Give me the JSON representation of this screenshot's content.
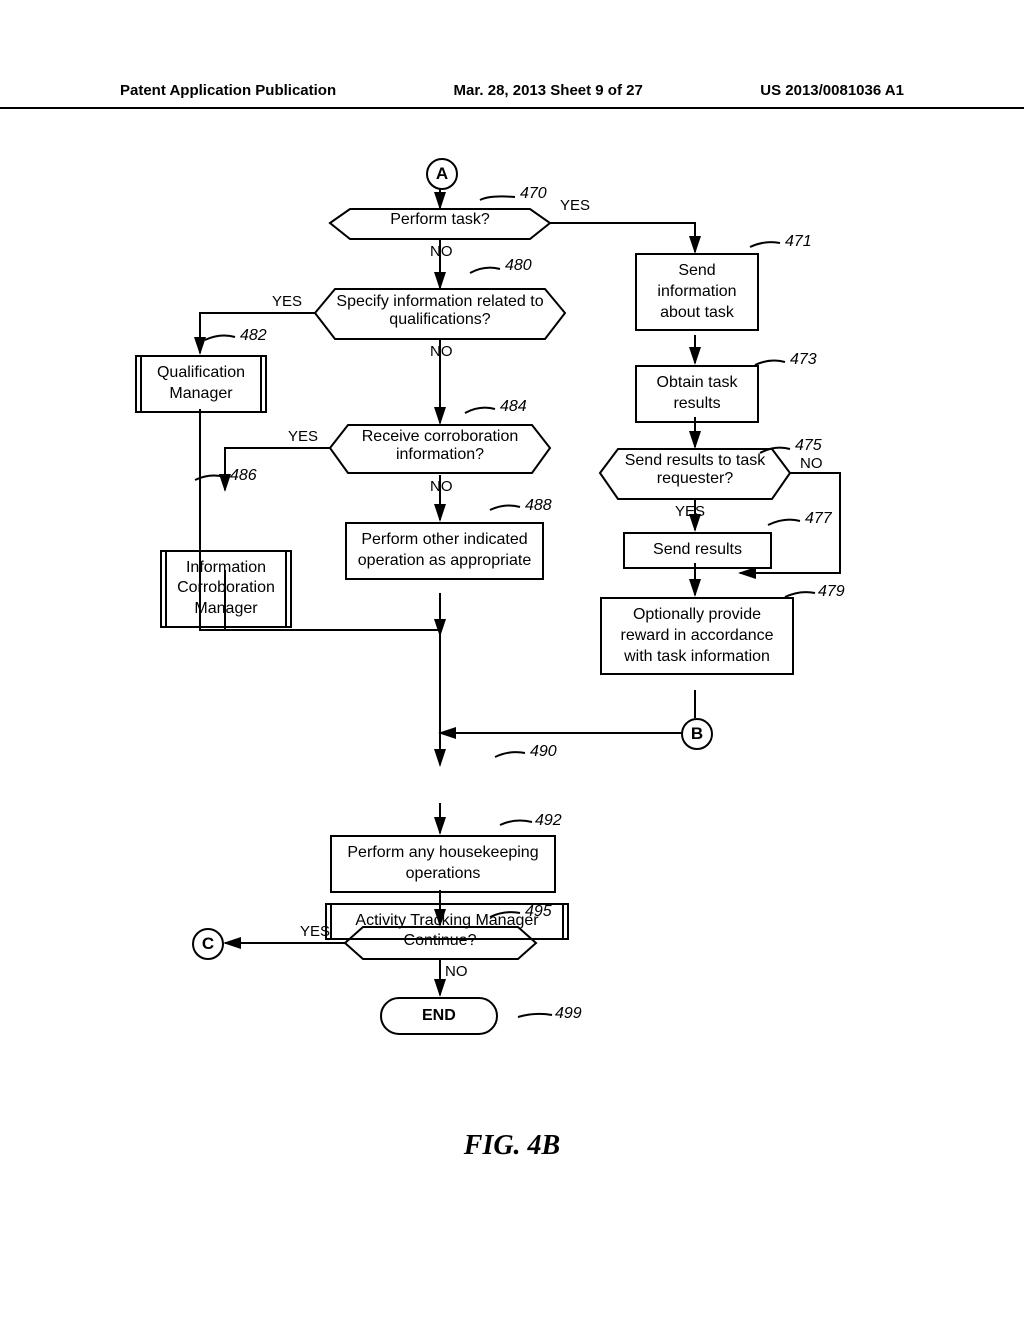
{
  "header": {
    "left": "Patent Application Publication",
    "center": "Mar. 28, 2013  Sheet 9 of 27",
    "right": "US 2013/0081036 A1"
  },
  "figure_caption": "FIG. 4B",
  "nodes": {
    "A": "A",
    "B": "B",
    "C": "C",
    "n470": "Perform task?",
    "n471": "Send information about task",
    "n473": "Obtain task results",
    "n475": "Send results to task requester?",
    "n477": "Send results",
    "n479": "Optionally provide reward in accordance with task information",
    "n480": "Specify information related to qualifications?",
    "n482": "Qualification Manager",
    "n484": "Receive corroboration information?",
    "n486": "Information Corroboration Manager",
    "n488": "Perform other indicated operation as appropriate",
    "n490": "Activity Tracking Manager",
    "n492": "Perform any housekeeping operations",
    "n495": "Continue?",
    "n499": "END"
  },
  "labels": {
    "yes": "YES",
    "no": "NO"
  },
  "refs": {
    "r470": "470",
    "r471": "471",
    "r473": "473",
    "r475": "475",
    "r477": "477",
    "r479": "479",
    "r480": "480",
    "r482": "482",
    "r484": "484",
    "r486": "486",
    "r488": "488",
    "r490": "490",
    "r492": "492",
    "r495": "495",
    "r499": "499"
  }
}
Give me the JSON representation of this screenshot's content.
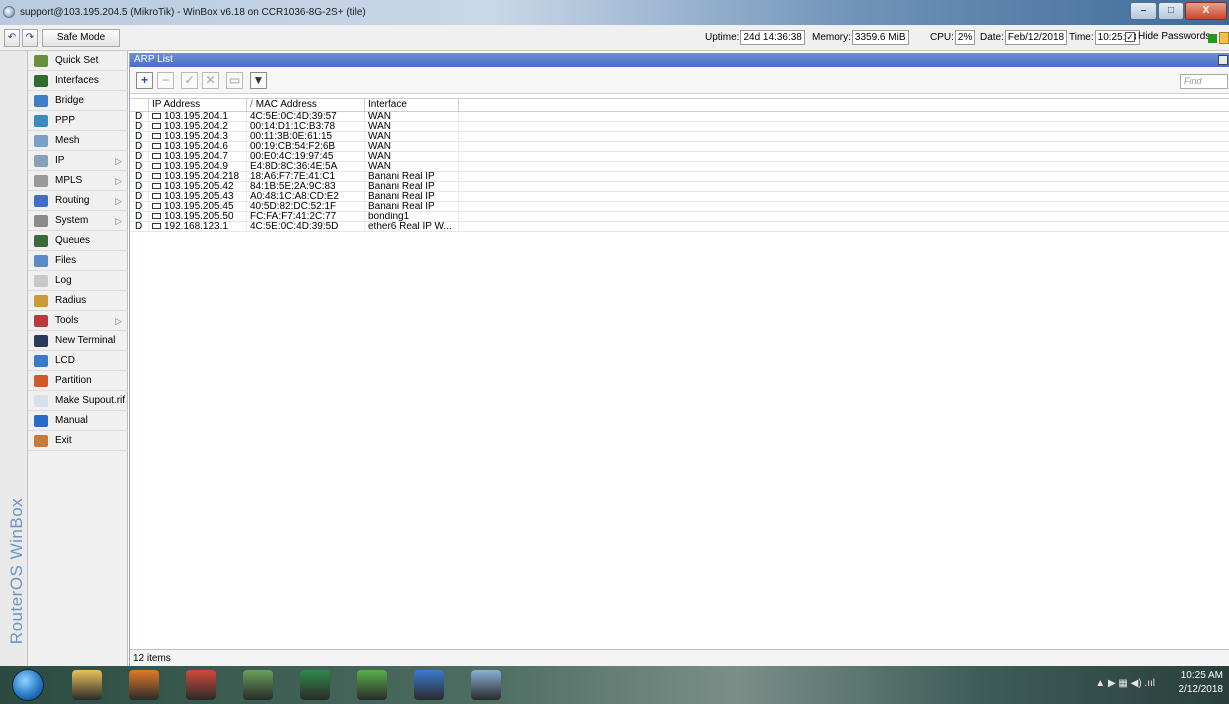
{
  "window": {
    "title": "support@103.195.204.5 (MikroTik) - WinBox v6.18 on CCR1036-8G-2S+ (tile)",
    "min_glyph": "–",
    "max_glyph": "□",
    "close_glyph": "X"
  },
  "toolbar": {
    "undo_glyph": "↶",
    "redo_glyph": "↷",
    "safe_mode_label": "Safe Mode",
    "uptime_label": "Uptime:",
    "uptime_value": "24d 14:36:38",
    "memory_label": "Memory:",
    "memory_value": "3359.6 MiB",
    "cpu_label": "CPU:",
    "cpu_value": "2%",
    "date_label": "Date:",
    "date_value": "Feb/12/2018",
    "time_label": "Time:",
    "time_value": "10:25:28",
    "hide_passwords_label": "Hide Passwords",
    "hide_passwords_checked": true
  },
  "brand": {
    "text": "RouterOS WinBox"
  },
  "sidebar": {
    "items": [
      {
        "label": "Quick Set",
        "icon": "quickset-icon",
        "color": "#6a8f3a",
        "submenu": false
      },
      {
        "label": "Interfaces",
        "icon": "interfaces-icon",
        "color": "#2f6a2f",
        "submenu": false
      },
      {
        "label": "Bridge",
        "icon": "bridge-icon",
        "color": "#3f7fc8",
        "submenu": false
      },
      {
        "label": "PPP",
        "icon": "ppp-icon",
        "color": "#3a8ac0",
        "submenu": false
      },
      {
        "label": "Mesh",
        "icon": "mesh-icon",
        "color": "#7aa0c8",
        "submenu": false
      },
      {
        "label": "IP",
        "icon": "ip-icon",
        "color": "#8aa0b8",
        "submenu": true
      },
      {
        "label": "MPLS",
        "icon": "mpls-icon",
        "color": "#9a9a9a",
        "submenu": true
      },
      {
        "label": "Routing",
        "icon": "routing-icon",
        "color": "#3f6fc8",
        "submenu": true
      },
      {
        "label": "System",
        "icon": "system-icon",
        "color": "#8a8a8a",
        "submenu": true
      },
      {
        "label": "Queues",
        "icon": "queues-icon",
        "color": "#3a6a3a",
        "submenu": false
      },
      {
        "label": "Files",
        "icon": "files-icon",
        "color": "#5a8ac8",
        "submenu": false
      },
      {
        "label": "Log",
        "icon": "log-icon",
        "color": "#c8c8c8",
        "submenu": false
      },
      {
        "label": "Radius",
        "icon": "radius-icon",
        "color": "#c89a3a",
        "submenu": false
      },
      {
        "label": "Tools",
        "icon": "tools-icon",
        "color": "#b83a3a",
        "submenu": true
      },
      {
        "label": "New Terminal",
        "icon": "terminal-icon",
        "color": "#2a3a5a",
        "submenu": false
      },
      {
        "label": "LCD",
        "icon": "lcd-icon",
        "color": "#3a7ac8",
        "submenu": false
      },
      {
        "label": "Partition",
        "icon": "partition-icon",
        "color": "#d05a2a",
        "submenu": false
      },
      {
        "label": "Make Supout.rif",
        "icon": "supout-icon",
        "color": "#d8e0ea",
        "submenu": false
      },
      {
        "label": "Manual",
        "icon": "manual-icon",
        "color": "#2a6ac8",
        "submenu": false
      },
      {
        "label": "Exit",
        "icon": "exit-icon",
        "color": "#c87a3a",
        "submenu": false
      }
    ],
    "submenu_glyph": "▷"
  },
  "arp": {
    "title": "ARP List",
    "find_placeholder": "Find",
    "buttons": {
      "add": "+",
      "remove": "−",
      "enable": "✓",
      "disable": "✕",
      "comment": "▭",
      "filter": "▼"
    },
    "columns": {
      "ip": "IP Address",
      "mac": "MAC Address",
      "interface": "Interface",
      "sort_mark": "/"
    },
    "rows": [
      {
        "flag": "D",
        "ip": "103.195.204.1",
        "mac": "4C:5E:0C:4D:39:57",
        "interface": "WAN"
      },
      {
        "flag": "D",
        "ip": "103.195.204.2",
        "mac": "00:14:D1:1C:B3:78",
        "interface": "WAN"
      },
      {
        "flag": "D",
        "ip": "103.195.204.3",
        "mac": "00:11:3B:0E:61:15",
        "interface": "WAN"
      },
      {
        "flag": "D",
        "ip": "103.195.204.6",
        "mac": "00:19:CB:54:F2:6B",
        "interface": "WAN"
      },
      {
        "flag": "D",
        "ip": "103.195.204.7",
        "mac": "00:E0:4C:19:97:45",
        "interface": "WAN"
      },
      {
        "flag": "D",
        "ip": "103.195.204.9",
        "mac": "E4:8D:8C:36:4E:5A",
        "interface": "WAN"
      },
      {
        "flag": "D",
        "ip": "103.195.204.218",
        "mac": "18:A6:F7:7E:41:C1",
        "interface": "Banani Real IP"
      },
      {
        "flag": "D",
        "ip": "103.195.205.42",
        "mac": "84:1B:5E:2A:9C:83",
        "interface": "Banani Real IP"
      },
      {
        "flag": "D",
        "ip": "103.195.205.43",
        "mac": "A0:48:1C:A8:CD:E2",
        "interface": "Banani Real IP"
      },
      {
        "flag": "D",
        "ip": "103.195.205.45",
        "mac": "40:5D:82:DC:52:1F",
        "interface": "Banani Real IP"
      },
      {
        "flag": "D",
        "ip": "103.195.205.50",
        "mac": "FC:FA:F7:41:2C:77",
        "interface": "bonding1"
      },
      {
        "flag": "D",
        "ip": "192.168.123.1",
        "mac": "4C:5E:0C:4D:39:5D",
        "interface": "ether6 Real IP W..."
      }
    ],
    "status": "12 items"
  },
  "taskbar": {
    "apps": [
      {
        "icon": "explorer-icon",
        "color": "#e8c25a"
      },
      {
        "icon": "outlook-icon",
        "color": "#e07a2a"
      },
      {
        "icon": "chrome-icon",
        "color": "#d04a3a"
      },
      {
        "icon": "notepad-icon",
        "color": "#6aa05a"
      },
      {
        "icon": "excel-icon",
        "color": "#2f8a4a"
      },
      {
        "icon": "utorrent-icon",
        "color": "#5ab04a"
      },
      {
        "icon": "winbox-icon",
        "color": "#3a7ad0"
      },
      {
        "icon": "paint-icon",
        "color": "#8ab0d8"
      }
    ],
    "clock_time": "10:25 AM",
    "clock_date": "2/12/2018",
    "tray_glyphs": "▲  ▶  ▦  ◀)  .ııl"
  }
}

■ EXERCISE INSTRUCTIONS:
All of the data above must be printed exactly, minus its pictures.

■ RESULT:
Give me the JSON representation of this screenshot's content.
{
  "header": {
    "left": "Patent Application Publication",
    "center": "Mar. 28, 2013  Sheet 9 of 27",
    "right": "US 2013/0081036 A1"
  },
  "figure_caption": "FIG. 4B",
  "nodes": {
    "A": "A",
    "B": "B",
    "C": "C",
    "n470": "Perform task?",
    "n471": "Send information about task",
    "n473": "Obtain task results",
    "n475": "Send results to task requester?",
    "n477": "Send results",
    "n479": "Optionally provide reward in accordance with task information",
    "n480": "Specify information related to qualifications?",
    "n482": "Qualification Manager",
    "n484": "Receive corroboration information?",
    "n486": "Information Corroboration Manager",
    "n488": "Perform other indicated operation as appropriate",
    "n490": "Activity Tracking Manager",
    "n492": "Perform any housekeeping operations",
    "n495": "Continue?",
    "n499": "END"
  },
  "labels": {
    "yes": "YES",
    "no": "NO"
  },
  "refs": {
    "r470": "470",
    "r471": "471",
    "r473": "473",
    "r475": "475",
    "r477": "477",
    "r479": "479",
    "r480": "480",
    "r482": "482",
    "r484": "484",
    "r486": "486",
    "r488": "488",
    "r490": "490",
    "r492": "492",
    "r495": "495",
    "r499": "499"
  }
}
Give me the JSON representation of this screenshot's content.
{
  "window": {
    "title": "support@103.195.204.5 (MikroTik) - WinBox v6.18 on CCR1036-8G-2S+ (tile)",
    "min_glyph": "–",
    "max_glyph": "□",
    "close_glyph": "X"
  },
  "toolbar": {
    "undo_glyph": "↶",
    "redo_glyph": "↷",
    "safe_mode_label": "Safe Mode",
    "uptime_label": "Uptime:",
    "uptime_value": "24d 14:36:38",
    "memory_label": "Memory:",
    "memory_value": "3359.6 MiB",
    "cpu_label": "CPU:",
    "cpu_value": "2%",
    "date_label": "Date:",
    "date_value": "Feb/12/2018",
    "time_label": "Time:",
    "time_value": "10:25:28",
    "hide_passwords_label": "Hide Passwords",
    "hide_passwords_checked": true
  },
  "brand": {
    "text": "RouterOS WinBox"
  },
  "sidebar": {
    "items": [
      {
        "label": "Quick Set",
        "icon": "quickset-icon",
        "color": "#6a8f3a",
        "submenu": false
      },
      {
        "label": "Interfaces",
        "icon": "interfaces-icon",
        "color": "#2f6a2f",
        "submenu": false
      },
      {
        "label": "Bridge",
        "icon": "bridge-icon",
        "color": "#3f7fc8",
        "submenu": false
      },
      {
        "label": "PPP",
        "icon": "ppp-icon",
        "color": "#3a8ac0",
        "submenu": false
      },
      {
        "label": "Mesh",
        "icon": "mesh-icon",
        "color": "#7aa0c8",
        "submenu": false
      },
      {
        "label": "IP",
        "icon": "ip-icon",
        "color": "#8aa0b8",
        "submenu": true
      },
      {
        "label": "MPLS",
        "icon": "mpls-icon",
        "color": "#9a9a9a",
        "submenu": true
      },
      {
        "label": "Routing",
        "icon": "routing-icon",
        "color": "#3f6fc8",
        "submenu": true
      },
      {
        "label": "System",
        "icon": "system-icon",
        "color": "#8a8a8a",
        "submenu": true
      },
      {
        "label": "Queues",
        "icon": "queues-icon",
        "color": "#3a6a3a",
        "submenu": false
      },
      {
        "label": "Files",
        "icon": "files-icon",
        "color": "#5a8ac8",
        "submenu": false
      },
      {
        "label": "Log",
        "icon": "log-icon",
        "color": "#c8c8c8",
        "submenu": false
      },
      {
        "label": "Radius",
        "icon": "radius-icon",
        "color": "#c89a3a",
        "submenu": false
      },
      {
        "label": "Tools",
        "icon": "tools-icon",
        "color": "#b83a3a",
        "submenu": true
      },
      {
        "label": "New Terminal",
        "icon": "terminal-icon",
        "color": "#2a3a5a",
        "submenu": false
      },
      {
        "label": "LCD",
        "icon": "lcd-icon",
        "color": "#3a7ac8",
        "submenu": false
      },
      {
        "label": "Partition",
        "icon": "partition-icon",
        "color": "#d05a2a",
        "submenu": false
      },
      {
        "label": "Make Supout.rif",
        "icon": "supout-icon",
        "color": "#d8e0ea",
        "submenu": false
      },
      {
        "label": "Manual",
        "icon": "manual-icon",
        "color": "#2a6ac8",
        "submenu": false
      },
      {
        "label": "Exit",
        "icon": "exit-icon",
        "color": "#c87a3a",
        "submenu": false
      }
    ],
    "submenu_glyph": "▷"
  },
  "arp": {
    "title": "ARP List",
    "find_placeholder": "Find",
    "buttons": {
      "add": "+",
      "remove": "−",
      "enable": "✓",
      "disable": "✕",
      "comment": "▭",
      "filter": "▼"
    },
    "columns": {
      "ip": "IP Address",
      "mac": "MAC Address",
      "interface": "Interface",
      "sort_mark": "/"
    },
    "rows": [
      {
        "flag": "D",
        "ip": "103.195.204.1",
        "mac": "4C:5E:0C:4D:39:57",
        "interface": "WAN"
      },
      {
        "flag": "D",
        "ip": "103.195.204.2",
        "mac": "00:14:D1:1C:B3:78",
        "interface": "WAN"
      },
      {
        "flag": "D",
        "ip": "103.195.204.3",
        "mac": "00:11:3B:0E:61:15",
        "interface": "WAN"
      },
      {
        "flag": "D",
        "ip": "103.195.204.6",
        "mac": "00:19:CB:54:F2:6B",
        "interface": "WAN"
      },
      {
        "flag": "D",
        "ip": "103.195.204.7",
        "mac": "00:E0:4C:19:97:45",
        "interface": "WAN"
      },
      {
        "flag": "D",
        "ip": "103.195.204.9",
        "mac": "E4:8D:8C:36:4E:5A",
        "interface": "WAN"
      },
      {
        "flag": "D",
        "ip": "103.195.204.218",
        "mac": "18:A6:F7:7E:41:C1",
        "interface": "Banani Real IP"
      },
      {
        "flag": "D",
        "ip": "103.195.205.42",
        "mac": "84:1B:5E:2A:9C:83",
        "interface": "Banani Real IP"
      },
      {
        "flag": "D",
        "ip": "103.195.205.43",
        "mac": "A0:48:1C:A8:CD:E2",
        "interface": "Banani Real IP"
      },
      {
        "flag": "D",
        "ip": "103.195.205.45",
        "mac": "40:5D:82:DC:52:1F",
        "interface": "Banani Real IP"
      },
      {
        "flag": "D",
        "ip": "103.195.205.50",
        "mac": "FC:FA:F7:41:2C:77",
        "interface": "bonding1"
      },
      {
        "flag": "D",
        "ip": "192.168.123.1",
        "mac": "4C:5E:0C:4D:39:5D",
        "interface": "ether6 Real IP W..."
      }
    ],
    "status": "12 items"
  },
  "taskbar": {
    "apps": [
      {
        "icon": "explorer-icon",
        "color": "#e8c25a"
      },
      {
        "icon": "outlook-icon",
        "color": "#e07a2a"
      },
      {
        "icon": "chrome-icon",
        "color": "#d04a3a"
      },
      {
        "icon": "notepad-icon",
        "color": "#6aa05a"
      },
      {
        "icon": "excel-icon",
        "color": "#2f8a4a"
      },
      {
        "icon": "utorrent-icon",
        "color": "#5ab04a"
      },
      {
        "icon": "winbox-icon",
        "color": "#3a7ad0"
      },
      {
        "icon": "paint-icon",
        "color": "#8ab0d8"
      }
    ],
    "clock_time": "10:25 AM",
    "clock_date": "2/12/2018",
    "tray_glyphs": "▲  ▶  ▦  ◀)  .ııl"
  }
}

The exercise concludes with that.